START Provided records

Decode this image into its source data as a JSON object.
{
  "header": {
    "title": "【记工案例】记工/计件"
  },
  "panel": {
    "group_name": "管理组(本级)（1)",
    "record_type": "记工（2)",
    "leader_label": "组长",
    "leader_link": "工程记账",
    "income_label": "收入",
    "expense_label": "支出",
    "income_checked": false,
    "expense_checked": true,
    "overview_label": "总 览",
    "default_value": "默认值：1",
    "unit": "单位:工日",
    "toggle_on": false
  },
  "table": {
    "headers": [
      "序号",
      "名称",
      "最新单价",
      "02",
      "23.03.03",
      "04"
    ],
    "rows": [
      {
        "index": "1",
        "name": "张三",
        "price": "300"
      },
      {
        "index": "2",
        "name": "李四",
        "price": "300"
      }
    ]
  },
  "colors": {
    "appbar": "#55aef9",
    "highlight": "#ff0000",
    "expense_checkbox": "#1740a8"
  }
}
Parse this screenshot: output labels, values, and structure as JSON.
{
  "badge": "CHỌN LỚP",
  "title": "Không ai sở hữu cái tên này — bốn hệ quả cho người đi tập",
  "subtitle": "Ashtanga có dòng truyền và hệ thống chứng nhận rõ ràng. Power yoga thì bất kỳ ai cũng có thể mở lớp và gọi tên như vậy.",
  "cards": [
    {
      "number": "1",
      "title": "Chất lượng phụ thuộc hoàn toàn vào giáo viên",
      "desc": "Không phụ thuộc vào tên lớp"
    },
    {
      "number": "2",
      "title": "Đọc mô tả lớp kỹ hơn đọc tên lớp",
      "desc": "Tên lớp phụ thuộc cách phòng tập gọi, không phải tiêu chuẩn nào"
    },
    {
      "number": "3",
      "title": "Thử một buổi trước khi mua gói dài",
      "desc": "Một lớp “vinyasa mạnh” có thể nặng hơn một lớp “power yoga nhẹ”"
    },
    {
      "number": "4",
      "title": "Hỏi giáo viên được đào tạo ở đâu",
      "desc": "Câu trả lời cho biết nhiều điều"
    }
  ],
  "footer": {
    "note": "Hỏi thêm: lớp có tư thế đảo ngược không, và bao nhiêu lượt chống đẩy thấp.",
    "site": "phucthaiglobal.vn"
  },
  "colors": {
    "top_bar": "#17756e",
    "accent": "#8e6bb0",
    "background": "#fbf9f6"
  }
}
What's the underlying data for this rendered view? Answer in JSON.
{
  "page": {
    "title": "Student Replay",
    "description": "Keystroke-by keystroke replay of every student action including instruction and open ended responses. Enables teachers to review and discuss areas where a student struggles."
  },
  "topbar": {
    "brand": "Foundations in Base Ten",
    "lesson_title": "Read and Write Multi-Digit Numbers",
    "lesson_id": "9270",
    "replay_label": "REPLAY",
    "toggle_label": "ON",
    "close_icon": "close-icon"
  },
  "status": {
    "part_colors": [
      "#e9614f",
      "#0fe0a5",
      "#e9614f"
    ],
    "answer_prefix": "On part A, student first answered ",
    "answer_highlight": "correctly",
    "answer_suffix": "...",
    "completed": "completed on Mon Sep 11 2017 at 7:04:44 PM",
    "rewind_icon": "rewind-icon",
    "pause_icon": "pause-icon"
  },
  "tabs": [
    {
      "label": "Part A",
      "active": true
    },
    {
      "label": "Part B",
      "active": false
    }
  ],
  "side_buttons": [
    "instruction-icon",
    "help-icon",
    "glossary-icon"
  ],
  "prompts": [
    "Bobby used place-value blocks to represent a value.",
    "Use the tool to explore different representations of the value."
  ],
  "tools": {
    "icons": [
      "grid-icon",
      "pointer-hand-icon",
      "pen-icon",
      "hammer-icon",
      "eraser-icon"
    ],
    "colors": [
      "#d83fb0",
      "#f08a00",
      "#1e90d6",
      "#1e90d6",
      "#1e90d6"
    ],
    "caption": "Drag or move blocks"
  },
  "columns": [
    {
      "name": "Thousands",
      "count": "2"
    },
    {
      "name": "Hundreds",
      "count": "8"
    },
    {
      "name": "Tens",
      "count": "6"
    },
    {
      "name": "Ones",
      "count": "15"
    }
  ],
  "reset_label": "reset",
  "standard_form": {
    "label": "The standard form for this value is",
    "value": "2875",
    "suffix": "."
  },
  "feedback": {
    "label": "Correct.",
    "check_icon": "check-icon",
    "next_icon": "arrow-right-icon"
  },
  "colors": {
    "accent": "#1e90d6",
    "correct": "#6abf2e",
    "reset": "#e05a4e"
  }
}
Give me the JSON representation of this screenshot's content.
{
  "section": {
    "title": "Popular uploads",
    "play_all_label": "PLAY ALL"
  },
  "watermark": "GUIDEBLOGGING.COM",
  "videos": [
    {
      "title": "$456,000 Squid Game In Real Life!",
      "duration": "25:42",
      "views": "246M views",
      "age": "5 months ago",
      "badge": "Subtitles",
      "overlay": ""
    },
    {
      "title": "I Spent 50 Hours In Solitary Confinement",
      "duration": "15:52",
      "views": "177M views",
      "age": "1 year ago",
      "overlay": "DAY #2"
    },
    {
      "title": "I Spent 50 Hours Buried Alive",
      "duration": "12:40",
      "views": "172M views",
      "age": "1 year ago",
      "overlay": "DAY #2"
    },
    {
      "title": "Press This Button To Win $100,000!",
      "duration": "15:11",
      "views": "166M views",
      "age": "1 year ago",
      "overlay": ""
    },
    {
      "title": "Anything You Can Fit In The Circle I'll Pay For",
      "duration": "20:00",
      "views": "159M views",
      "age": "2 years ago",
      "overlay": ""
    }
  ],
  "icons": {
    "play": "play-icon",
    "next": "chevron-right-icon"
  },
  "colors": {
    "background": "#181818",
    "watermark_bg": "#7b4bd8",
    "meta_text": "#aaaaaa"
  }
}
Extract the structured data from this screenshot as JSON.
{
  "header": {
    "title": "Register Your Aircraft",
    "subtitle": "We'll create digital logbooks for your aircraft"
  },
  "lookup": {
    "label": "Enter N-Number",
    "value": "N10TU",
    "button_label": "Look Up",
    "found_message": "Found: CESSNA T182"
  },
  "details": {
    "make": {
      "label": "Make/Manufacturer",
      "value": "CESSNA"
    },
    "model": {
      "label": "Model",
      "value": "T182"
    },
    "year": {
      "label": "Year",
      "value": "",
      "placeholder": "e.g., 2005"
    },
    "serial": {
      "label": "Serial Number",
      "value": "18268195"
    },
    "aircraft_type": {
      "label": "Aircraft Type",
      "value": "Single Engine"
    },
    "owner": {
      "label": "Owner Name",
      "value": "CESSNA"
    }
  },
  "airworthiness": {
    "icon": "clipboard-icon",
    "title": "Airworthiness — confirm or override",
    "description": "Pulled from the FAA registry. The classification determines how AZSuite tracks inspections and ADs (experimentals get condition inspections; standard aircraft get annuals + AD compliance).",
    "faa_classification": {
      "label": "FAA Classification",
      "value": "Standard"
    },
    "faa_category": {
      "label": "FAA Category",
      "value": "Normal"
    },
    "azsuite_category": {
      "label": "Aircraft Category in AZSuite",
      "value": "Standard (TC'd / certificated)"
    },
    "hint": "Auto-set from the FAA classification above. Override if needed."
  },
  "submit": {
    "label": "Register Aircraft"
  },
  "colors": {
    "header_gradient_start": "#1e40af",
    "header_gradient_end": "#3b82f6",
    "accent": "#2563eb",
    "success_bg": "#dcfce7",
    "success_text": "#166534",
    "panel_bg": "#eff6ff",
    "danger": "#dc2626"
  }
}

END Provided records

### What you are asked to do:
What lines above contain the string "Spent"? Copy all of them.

### Problem solution:
      "title": "I Spent 50 Hours In Solitary Confinement",
      "title": "I Spent 50 Hours Buried Alive",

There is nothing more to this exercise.